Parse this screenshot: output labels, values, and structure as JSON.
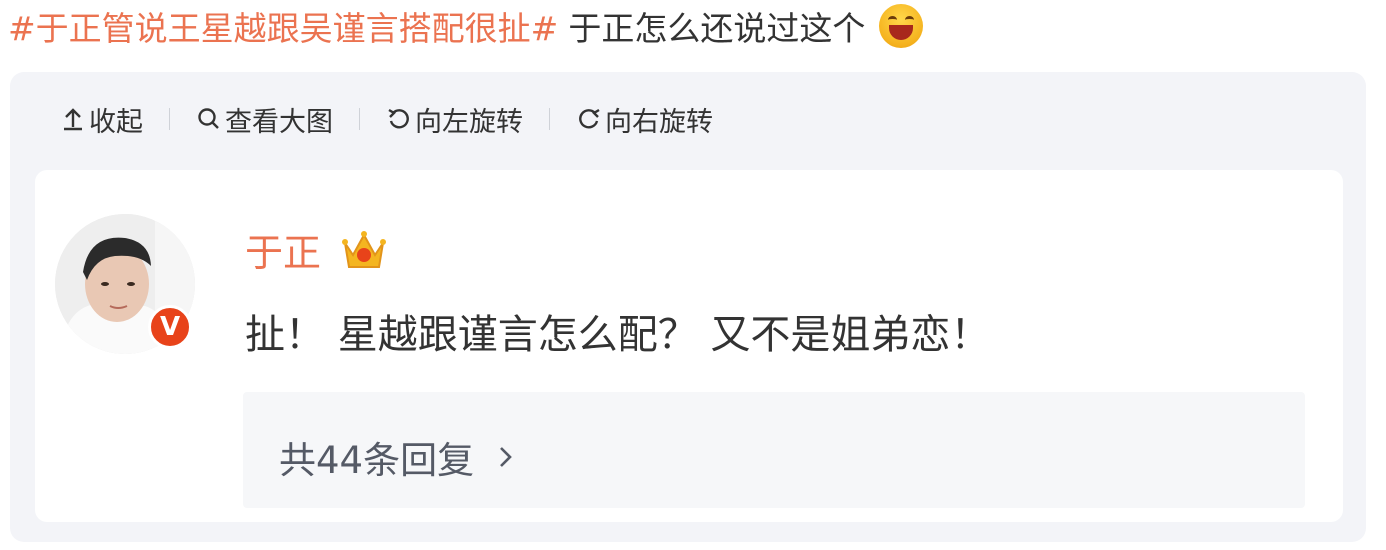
{
  "post": {
    "hashtag": "#于正管说王星越跟吴谨言搭配很扯#",
    "text": "于正怎么还说过这个",
    "emoji": "laughing-emoji"
  },
  "toolbar": {
    "collapse": "收起",
    "view_large": "查看大图",
    "rotate_left": "向左旋转",
    "rotate_right": "向右旋转"
  },
  "comment": {
    "username": "于正",
    "verified_badge": "V",
    "text": "扯！ 星越跟谨言怎么配？ 又不是姐弟恋！",
    "replies_label": "共44条回复"
  },
  "colors": {
    "hashtag": "#eb7350",
    "username": "#eb7350",
    "badge": "#e8431a",
    "card_bg": "#f3f4f8"
  }
}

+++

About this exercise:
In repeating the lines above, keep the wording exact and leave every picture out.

Answer for the task:
Parse this screenshot: output labels, values, and structure as JSON.
{
  "post": {
    "hashtag": "#于正管说王星越跟吴谨言搭配很扯#",
    "text": "于正怎么还说过这个",
    "emoji": "laughing-emoji"
  },
  "toolbar": {
    "collapse": "收起",
    "view_large": "查看大图",
    "rotate_left": "向左旋转",
    "rotate_right": "向右旋转"
  },
  "comment": {
    "username": "于正",
    "verified_badge": "V",
    "text": "扯！ 星越跟谨言怎么配？ 又不是姐弟恋！",
    "replies_label": "共44条回复"
  },
  "colors": {
    "hashtag": "#eb7350",
    "username": "#eb7350",
    "badge": "#e8431a",
    "card_bg": "#f3f4f8"
  }
}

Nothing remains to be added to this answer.